_Exercise aim:_ Could you repeat the records shown below exactly as written?

*** Task inputs Section Begins ***

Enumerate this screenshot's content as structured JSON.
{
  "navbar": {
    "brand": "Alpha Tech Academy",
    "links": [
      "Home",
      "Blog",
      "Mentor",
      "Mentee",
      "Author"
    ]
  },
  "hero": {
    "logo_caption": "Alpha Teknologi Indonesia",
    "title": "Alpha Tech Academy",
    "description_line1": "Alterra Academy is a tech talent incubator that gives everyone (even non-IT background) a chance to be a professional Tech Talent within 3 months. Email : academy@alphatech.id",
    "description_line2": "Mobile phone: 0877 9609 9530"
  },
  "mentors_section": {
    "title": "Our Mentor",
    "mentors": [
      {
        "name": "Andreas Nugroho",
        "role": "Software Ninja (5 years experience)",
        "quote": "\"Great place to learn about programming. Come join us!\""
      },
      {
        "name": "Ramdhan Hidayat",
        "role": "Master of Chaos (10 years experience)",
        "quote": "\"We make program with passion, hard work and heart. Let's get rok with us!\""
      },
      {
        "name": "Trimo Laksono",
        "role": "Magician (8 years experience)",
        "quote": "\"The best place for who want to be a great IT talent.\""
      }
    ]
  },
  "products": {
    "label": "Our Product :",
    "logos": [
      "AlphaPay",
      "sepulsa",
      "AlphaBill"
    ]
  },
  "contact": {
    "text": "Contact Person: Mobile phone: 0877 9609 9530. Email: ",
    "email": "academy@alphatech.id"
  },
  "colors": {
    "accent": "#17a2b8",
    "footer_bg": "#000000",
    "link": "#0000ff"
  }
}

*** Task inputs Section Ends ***

_Solved exercise:_
Enumerate this screenshot's content as structured JSON.
{
  "navbar": {
    "brand": "Alpha Tech Academy",
    "links": [
      "Home",
      "Blog",
      "Mentor",
      "Mentee",
      "Author"
    ]
  },
  "hero": {
    "logo_caption": "Alpha Teknologi Indonesia",
    "title": "Alpha Tech Academy",
    "description_line1": "Alterra Academy is a tech talent incubator that gives everyone (even non-IT background) a chance to be a professional Tech Talent within 3 months. Email : academy@alphatech.id",
    "description_line2": "Mobile phone: 0877 9609 9530"
  },
  "mentors_section": {
    "title": "Our Mentor",
    "mentors": [
      {
        "name": "Andreas Nugroho",
        "role": "Software Ninja (5 years experience)",
        "quote": "\"Great place to learn about programming. Come join us!\""
      },
      {
        "name": "Ramdhan Hidayat",
        "role": "Master of Chaos (10 years experience)",
        "quote": "\"We make program with passion, hard work and heart. Let's get rok with us!\""
      },
      {
        "name": "Trimo Laksono",
        "role": "Magician (8 years experience)",
        "quote": "\"The best place for who want to be a great IT talent.\""
      }
    ]
  },
  "products": {
    "label": "Our Product :",
    "logos": [
      "AlphaPay",
      "sepulsa",
      "AlphaBill"
    ]
  },
  "contact": {
    "text": "Contact Person: Mobile phone: 0877 9609 9530. Email: ",
    "email": "academy@alphatech.id"
  },
  "colors": {
    "accent": "#17a2b8",
    "footer_bg": "#000000",
    "link": "#0000ff"
  }
}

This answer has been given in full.